Data excerpts:
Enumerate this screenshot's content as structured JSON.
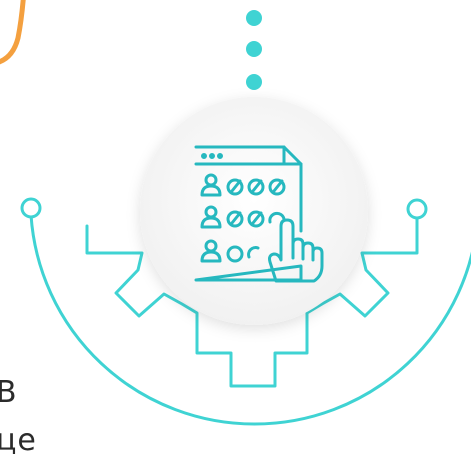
{
  "colors": {
    "accent": "#3fd3d3",
    "accent_dark": "#26b8bf",
    "orange": "#f4a03f",
    "circle_fill": "#f7f7f7",
    "text": "#2b2b2b"
  },
  "icons": {
    "center": "checklist-document-with-pointing-hand-icon",
    "gear": "gear-outline-icon",
    "dots": "vertical-dots-icon",
    "left_connector": "circuit-connector-node-icon",
    "right_connector": "circuit-connector-node-icon"
  },
  "edge_text": {
    "line1": "B",
    "line2": "це"
  }
}
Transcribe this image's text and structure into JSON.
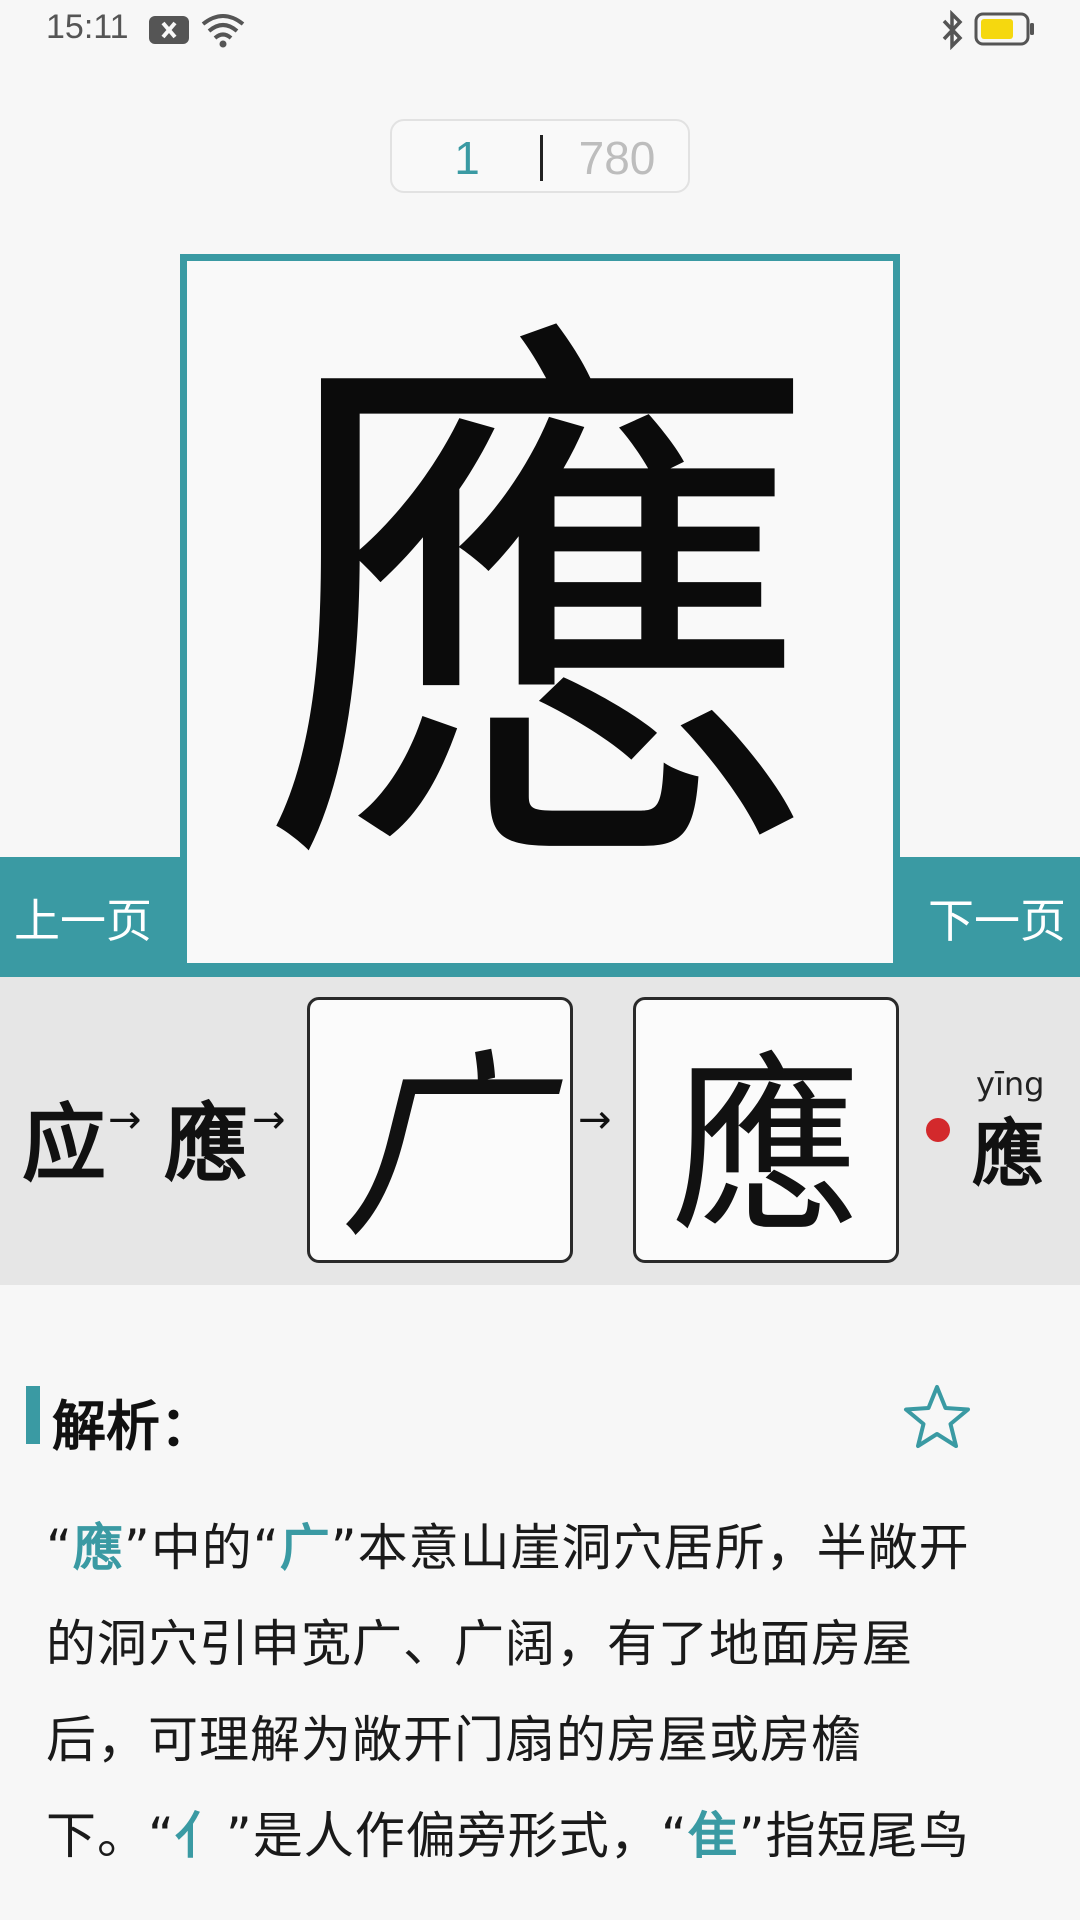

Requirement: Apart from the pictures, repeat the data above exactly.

Solution for this exercise:
Enumerate this screenshot's content as structured JSON.
{
  "colors": {
    "accent": "#3fd3d3",
    "accent_dark": "#26b8bf",
    "orange": "#f4a03f",
    "circle_fill": "#f7f7f7",
    "text": "#2b2b2b"
  },
  "icons": {
    "center": "checklist-document-with-pointing-hand-icon",
    "gear": "gear-outline-icon",
    "dots": "vertical-dots-icon",
    "left_connector": "circuit-connector-node-icon",
    "right_connector": "circuit-connector-node-icon"
  },
  "edge_text": {
    "line1": "B",
    "line2": "це"
  }
}
Transcribe this image's text and structure into JSON.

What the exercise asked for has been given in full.